◆ YOUR GOAL
Each line of the data below either holds "this" or does not. Report how many do, and only that.
*** Opening of INPUT DATA ***
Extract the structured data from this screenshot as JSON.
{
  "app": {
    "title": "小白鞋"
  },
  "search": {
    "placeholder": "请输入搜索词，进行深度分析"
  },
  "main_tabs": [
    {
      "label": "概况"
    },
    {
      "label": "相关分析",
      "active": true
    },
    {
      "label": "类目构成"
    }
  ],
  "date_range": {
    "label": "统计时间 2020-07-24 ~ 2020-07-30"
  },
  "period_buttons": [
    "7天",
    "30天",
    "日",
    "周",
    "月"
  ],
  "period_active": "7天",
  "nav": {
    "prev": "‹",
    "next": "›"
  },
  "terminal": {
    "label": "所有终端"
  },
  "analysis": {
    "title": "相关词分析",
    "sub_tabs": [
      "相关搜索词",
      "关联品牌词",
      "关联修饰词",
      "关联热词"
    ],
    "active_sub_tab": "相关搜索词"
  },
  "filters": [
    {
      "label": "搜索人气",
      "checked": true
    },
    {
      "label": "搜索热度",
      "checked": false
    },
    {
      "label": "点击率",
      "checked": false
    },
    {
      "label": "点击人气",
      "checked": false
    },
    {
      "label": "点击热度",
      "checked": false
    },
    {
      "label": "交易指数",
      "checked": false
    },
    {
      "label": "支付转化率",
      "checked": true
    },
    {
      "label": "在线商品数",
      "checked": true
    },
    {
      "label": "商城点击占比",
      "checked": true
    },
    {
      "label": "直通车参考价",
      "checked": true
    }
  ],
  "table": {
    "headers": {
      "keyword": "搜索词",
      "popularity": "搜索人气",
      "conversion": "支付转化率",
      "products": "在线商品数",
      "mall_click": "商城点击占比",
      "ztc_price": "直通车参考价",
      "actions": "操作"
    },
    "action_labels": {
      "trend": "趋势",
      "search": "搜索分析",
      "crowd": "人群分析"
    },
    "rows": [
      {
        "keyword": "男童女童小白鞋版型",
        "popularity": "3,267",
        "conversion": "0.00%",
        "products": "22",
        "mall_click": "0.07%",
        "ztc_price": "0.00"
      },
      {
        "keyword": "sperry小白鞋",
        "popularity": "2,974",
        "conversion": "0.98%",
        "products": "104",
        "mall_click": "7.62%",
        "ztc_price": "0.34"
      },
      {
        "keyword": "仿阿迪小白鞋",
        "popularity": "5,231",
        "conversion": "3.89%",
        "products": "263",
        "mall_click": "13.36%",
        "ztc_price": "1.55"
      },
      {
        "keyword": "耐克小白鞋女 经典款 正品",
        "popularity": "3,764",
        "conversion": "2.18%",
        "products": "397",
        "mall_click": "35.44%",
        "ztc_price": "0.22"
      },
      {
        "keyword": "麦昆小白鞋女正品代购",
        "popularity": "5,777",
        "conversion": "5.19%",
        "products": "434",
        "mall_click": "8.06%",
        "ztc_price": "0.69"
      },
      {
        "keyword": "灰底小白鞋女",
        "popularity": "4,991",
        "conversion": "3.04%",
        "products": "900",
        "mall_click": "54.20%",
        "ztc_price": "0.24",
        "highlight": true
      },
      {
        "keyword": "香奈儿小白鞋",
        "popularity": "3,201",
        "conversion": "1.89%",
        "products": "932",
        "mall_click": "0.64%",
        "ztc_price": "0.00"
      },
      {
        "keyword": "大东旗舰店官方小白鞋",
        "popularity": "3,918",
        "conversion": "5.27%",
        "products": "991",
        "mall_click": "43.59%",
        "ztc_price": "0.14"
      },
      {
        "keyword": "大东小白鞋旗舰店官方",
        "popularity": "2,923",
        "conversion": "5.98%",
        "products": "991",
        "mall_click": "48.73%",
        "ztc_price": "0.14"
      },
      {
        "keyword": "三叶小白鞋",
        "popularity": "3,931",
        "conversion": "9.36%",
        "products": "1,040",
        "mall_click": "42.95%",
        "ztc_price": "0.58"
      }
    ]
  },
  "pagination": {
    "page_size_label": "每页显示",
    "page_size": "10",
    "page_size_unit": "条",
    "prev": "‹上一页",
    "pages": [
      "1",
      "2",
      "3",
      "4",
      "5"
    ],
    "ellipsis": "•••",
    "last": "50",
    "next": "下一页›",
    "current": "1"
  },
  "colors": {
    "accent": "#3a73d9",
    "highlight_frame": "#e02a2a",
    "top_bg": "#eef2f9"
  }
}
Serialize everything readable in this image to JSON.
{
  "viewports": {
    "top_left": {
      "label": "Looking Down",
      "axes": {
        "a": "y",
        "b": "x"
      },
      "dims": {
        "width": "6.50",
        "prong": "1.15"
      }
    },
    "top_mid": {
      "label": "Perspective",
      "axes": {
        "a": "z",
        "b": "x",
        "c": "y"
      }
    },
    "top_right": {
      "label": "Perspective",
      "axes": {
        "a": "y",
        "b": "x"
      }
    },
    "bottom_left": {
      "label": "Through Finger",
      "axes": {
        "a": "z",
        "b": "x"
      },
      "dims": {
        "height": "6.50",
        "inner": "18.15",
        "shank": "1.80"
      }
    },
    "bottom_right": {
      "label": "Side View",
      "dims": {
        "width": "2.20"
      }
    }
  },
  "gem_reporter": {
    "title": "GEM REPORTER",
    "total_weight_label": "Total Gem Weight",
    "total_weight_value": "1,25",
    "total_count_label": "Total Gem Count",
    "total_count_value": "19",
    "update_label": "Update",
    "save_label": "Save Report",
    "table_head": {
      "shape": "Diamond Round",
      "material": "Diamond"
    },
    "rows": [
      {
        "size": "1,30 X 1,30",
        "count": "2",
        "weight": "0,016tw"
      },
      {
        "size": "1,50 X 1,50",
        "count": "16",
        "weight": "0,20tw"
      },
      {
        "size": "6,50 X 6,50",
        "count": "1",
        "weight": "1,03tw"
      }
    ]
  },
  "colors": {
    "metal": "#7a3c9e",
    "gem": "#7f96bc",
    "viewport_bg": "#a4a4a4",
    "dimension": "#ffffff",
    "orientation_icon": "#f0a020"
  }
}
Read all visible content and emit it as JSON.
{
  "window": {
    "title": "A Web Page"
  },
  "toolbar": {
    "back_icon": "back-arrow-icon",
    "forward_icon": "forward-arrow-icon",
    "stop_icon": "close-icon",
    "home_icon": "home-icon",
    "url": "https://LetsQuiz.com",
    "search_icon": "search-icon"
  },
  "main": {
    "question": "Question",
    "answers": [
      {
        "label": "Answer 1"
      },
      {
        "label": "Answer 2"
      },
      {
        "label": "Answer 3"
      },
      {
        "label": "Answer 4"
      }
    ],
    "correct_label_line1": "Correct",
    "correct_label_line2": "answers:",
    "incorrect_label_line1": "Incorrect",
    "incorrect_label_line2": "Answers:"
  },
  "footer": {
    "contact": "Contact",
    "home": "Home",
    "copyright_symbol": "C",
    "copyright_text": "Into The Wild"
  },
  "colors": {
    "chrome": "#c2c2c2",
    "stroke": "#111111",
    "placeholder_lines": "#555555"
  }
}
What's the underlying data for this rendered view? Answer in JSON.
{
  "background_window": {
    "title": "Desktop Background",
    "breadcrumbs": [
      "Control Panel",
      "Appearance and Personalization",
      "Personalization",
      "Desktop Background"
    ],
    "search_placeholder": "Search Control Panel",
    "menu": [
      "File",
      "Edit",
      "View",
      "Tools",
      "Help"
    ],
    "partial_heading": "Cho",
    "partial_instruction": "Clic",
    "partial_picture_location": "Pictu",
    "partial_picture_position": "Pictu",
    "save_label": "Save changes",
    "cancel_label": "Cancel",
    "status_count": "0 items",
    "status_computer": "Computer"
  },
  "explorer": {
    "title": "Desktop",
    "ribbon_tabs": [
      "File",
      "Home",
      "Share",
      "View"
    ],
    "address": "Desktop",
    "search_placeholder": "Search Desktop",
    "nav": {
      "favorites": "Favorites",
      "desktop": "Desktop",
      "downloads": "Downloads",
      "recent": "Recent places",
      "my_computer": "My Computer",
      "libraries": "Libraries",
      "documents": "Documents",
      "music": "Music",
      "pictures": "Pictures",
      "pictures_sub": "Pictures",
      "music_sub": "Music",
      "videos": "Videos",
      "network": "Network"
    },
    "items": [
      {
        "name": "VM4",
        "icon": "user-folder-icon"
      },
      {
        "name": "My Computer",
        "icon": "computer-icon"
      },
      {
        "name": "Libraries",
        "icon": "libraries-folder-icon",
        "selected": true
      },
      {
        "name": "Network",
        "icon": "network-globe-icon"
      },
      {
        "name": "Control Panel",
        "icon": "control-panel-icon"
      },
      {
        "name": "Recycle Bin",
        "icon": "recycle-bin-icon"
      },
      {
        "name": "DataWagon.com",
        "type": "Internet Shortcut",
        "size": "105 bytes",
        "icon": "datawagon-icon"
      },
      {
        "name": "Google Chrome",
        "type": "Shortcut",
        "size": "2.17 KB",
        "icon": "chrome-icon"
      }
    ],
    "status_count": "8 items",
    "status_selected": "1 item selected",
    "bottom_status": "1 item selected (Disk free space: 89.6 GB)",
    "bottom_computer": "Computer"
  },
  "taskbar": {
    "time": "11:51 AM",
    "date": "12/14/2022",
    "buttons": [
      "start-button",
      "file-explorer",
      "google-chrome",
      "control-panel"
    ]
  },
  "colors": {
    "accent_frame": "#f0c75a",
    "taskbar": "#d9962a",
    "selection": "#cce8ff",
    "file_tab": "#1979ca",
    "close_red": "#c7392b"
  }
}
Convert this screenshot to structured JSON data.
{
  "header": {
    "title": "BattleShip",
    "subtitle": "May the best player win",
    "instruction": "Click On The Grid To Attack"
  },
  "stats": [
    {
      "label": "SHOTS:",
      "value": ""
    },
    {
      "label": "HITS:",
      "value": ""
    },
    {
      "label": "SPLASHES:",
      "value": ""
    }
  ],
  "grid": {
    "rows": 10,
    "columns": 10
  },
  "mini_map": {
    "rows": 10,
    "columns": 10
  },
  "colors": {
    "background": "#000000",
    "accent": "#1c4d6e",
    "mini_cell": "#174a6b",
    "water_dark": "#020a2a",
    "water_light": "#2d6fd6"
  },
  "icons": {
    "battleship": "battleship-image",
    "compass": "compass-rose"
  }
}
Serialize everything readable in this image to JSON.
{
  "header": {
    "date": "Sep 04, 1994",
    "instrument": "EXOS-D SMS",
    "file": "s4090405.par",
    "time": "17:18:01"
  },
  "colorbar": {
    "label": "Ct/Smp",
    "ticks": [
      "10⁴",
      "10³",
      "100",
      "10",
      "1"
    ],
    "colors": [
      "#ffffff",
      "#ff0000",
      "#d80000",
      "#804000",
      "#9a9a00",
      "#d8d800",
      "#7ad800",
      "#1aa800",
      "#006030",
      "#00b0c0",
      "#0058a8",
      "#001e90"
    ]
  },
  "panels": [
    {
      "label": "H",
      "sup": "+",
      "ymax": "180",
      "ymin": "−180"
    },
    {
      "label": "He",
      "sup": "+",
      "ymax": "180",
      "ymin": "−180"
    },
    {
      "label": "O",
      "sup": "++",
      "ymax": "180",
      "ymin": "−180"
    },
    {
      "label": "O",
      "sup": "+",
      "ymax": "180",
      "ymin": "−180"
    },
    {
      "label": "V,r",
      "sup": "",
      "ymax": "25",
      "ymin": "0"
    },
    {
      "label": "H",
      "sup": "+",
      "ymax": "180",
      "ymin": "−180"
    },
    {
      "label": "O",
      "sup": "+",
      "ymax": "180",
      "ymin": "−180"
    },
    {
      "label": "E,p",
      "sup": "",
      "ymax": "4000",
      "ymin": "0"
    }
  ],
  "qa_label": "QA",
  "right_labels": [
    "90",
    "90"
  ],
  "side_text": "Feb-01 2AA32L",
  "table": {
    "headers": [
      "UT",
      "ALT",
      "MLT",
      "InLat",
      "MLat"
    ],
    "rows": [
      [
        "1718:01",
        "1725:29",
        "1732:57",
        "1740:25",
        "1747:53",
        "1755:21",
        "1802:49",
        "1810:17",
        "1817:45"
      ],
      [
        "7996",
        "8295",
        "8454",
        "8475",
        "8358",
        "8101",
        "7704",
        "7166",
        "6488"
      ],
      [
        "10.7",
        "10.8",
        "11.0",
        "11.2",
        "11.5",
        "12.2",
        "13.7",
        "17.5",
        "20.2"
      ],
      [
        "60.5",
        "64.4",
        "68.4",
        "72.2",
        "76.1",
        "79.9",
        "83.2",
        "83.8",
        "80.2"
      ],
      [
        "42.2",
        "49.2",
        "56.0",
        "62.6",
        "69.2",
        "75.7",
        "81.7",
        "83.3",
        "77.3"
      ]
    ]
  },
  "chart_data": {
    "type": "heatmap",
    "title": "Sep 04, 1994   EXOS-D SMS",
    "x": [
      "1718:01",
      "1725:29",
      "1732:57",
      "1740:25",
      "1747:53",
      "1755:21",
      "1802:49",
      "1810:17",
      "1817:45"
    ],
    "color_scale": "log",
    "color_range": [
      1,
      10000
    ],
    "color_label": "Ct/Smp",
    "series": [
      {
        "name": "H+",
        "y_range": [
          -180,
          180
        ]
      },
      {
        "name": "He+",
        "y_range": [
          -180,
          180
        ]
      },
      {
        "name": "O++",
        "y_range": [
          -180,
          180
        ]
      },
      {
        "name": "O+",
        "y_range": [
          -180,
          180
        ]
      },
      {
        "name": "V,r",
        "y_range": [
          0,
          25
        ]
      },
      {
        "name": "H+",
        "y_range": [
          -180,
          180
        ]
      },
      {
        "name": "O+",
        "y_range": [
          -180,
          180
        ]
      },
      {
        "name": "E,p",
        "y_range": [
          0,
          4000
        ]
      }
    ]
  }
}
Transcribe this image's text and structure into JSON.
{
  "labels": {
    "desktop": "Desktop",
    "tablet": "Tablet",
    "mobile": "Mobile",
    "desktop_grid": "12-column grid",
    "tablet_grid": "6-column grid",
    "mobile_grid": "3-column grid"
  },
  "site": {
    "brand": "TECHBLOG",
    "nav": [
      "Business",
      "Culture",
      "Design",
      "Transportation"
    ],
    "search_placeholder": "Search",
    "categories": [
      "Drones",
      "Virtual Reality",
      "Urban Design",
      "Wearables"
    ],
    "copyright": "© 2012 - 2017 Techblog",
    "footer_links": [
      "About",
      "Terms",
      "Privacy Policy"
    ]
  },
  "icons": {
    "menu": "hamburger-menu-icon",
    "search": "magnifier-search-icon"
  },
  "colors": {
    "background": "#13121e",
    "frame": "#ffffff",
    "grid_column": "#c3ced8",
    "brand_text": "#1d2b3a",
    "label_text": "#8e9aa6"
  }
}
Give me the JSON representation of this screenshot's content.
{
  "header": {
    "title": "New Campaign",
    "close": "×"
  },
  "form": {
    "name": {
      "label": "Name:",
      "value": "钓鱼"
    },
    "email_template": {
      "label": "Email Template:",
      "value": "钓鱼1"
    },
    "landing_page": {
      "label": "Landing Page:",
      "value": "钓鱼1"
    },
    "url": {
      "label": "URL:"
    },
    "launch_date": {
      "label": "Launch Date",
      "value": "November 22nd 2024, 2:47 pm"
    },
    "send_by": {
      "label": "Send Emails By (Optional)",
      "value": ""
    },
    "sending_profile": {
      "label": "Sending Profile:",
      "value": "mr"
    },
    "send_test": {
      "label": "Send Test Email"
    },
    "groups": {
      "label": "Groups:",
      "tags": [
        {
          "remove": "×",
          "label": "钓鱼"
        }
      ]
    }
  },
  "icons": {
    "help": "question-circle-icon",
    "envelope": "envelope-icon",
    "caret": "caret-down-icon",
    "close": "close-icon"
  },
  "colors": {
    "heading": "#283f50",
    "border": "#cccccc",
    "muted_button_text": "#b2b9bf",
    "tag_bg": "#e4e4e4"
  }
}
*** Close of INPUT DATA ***
◆ RESULT
7